• [About this exercise] Go through the records and give the number of lines that include "icon", with nothing else.

• [Materials provided]
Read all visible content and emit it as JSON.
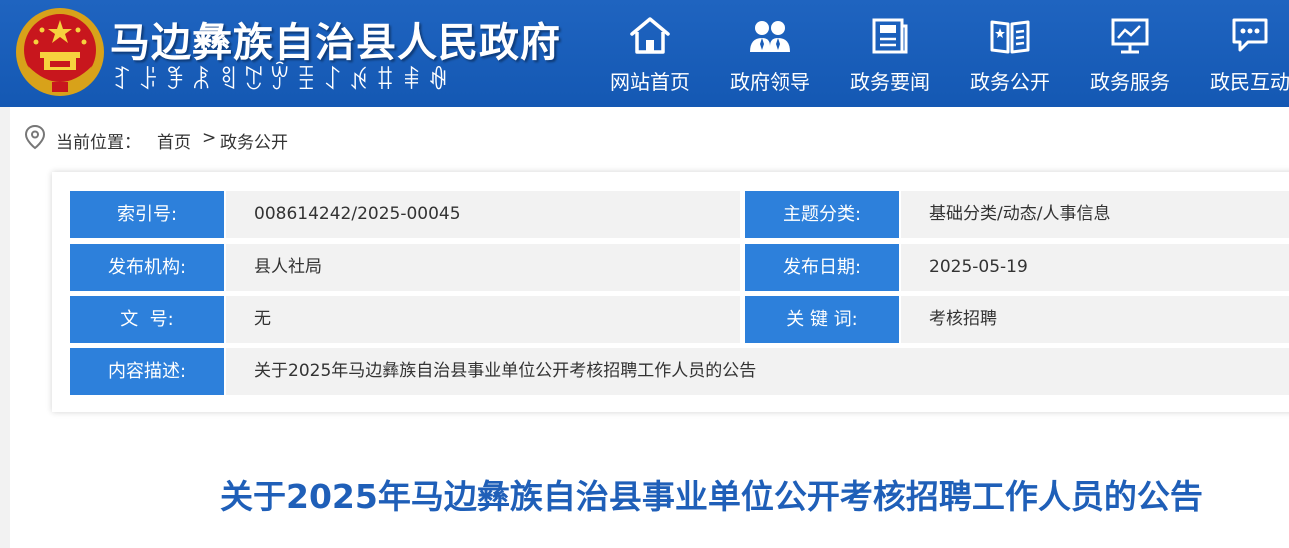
{
  "header": {
    "site_title": "马边彝族自治县人民政府",
    "yi_script": "ꆈꌠꊈꂿꑠꇖꏭꀨꋍꉌꐚꑌꊿ"
  },
  "nav": [
    {
      "label": "网站首页",
      "icon": "home-icon"
    },
    {
      "label": "政府领导",
      "icon": "leaders-icon"
    },
    {
      "label": "政务要闻",
      "icon": "news-icon"
    },
    {
      "label": "政务公开",
      "icon": "book-icon"
    },
    {
      "label": "政务服务",
      "icon": "monitor-icon"
    },
    {
      "label": "政民互动",
      "icon": "chat-icon"
    }
  ],
  "breadcrumb": {
    "label": "当前位置：",
    "home": "首页",
    "separator": ">",
    "current": "政务公开",
    "icon": "location-pin-icon"
  },
  "info": {
    "index_no_key": "索引号:",
    "index_no_value": "008614242/2025-00045",
    "topic_key": "主题分类:",
    "topic_value": "基础分类/动态/人事信息",
    "publisher_key": "发布机构:",
    "publisher_value": "县人社局",
    "date_key": "发布日期:",
    "date_value": "2025-05-19",
    "doc_no_key": "文  号:",
    "doc_no_value": "无",
    "keywords_key": "关 键 词:",
    "keywords_value": "考核招聘",
    "desc_key": "内容描述:",
    "desc_value": "关于2025年马边彝族自治县事业单位公开考核招聘工作人员的公告"
  },
  "article": {
    "title": "关于2025年马边彝族自治县事业单位公开考核招聘工作人员的公告"
  },
  "colors": {
    "header_blue": "#1a5db8",
    "key_blue": "#2d80db",
    "title_blue": "#1f5fb8"
  }
}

• [Result] 7